◆ **Activity**: Take the line containing "Output a JSON" and every line after it to the end of the records, and copy them exactly, leaving out pictures.
━━━ Material shown
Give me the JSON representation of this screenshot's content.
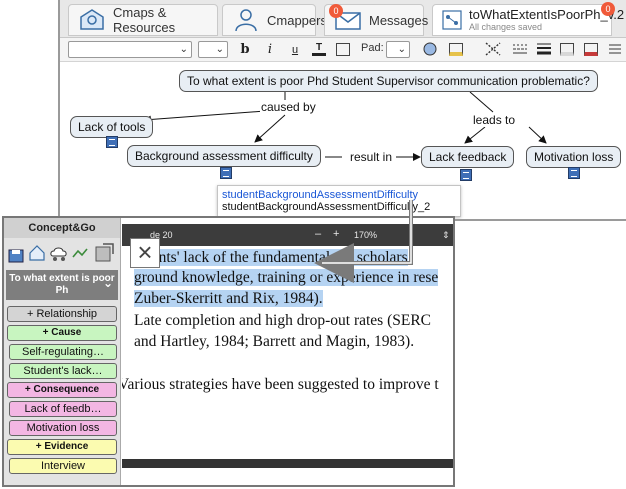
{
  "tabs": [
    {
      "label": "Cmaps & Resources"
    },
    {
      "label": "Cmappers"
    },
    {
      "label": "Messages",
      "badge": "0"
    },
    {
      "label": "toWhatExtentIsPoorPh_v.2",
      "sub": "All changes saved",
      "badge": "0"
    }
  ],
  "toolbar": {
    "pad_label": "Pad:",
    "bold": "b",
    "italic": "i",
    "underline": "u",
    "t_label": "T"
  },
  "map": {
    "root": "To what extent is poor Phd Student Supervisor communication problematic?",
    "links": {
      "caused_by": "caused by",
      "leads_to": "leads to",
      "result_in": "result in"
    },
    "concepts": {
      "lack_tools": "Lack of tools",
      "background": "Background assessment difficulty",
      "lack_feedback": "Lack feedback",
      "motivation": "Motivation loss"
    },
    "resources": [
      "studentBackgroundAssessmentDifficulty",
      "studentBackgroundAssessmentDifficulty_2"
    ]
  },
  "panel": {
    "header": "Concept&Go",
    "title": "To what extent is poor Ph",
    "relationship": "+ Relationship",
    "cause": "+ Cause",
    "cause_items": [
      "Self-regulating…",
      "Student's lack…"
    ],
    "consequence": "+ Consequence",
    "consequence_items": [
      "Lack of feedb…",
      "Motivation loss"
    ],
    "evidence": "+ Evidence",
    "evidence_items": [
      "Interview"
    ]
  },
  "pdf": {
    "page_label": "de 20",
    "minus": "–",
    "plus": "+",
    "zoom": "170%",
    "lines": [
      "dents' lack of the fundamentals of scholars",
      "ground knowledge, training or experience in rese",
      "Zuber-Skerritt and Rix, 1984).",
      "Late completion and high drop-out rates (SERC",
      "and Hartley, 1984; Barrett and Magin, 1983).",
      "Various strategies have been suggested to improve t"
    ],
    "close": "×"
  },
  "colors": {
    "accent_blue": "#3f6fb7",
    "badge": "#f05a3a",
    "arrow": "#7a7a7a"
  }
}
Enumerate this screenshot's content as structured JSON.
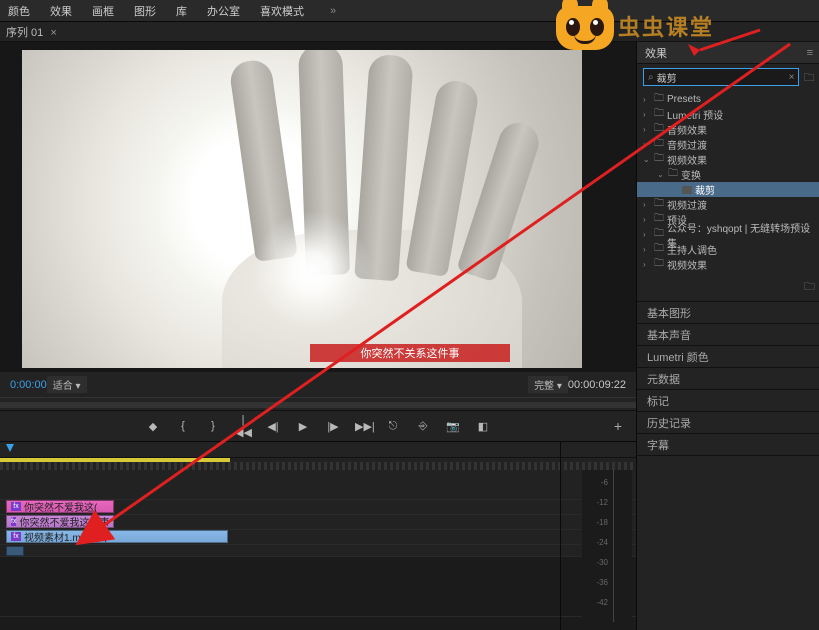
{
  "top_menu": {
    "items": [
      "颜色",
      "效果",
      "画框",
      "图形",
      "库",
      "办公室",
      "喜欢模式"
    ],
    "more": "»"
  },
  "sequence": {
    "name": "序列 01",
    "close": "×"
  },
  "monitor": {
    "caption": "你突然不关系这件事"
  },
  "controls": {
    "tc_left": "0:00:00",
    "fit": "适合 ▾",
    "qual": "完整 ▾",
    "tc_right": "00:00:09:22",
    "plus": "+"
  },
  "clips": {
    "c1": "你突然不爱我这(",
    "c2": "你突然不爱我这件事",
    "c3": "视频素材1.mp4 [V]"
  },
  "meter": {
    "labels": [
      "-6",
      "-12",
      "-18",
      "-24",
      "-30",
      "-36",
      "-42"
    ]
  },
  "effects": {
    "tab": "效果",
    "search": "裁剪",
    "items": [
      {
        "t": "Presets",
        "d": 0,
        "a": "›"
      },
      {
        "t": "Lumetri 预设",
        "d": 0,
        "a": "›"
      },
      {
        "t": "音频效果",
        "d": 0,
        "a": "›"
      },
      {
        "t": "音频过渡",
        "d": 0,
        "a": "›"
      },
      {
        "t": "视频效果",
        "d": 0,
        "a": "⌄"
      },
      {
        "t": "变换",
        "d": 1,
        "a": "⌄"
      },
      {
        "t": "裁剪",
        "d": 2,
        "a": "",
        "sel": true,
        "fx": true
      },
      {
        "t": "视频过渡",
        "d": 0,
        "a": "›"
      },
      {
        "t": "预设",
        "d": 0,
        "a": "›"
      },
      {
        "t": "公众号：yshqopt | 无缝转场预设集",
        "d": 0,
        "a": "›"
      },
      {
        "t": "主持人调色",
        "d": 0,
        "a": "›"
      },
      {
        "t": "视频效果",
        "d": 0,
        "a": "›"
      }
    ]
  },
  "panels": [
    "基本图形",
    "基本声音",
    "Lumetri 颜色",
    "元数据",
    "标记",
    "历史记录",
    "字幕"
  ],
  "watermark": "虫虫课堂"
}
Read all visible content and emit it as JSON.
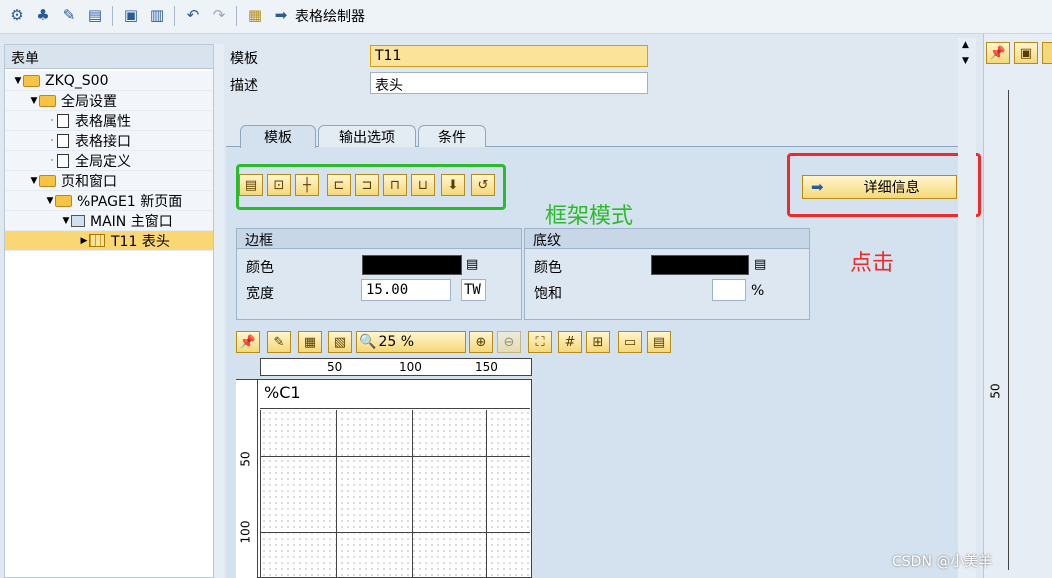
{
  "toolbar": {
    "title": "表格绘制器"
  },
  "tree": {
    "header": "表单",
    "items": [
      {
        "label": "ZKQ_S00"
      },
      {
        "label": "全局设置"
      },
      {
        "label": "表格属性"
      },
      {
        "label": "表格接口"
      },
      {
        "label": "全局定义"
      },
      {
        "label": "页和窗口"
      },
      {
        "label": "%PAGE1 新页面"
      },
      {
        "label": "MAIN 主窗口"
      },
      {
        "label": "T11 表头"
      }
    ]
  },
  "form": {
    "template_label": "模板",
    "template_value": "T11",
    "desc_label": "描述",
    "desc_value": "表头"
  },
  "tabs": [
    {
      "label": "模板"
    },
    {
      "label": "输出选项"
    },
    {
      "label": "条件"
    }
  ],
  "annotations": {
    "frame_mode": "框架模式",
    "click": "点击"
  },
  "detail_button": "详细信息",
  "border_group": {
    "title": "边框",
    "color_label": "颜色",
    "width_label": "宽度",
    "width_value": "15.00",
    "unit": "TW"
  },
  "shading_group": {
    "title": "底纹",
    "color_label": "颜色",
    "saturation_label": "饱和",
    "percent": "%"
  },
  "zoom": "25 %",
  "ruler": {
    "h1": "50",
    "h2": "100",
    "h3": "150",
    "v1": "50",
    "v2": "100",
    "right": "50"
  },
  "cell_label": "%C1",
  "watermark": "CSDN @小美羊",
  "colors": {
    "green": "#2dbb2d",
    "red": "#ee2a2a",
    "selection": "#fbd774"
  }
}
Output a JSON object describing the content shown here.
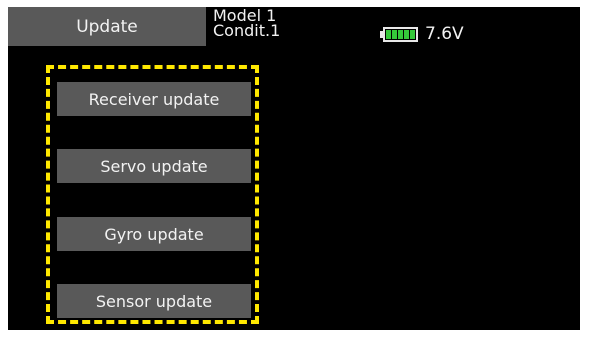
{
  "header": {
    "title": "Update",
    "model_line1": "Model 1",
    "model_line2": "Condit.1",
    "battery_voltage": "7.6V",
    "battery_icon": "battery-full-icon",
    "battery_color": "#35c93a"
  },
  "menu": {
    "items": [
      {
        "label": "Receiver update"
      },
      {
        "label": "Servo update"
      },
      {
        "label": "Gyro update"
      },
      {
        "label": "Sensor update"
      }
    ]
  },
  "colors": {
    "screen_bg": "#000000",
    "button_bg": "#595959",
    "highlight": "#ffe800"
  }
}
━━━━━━
◆ **Expected output**:
Output a JSON object describing the content shown here.
{
  "header": {
    "title": "Update",
    "model_line1": "Model 1",
    "model_line2": "Condit.1",
    "battery_voltage": "7.6V",
    "battery_icon": "battery-full-icon",
    "battery_color": "#35c93a"
  },
  "menu": {
    "items": [
      {
        "label": "Receiver update"
      },
      {
        "label": "Servo update"
      },
      {
        "label": "Gyro update"
      },
      {
        "label": "Sensor update"
      }
    ]
  },
  "colors": {
    "screen_bg": "#000000",
    "button_bg": "#595959",
    "highlight": "#ffe800"
  }
}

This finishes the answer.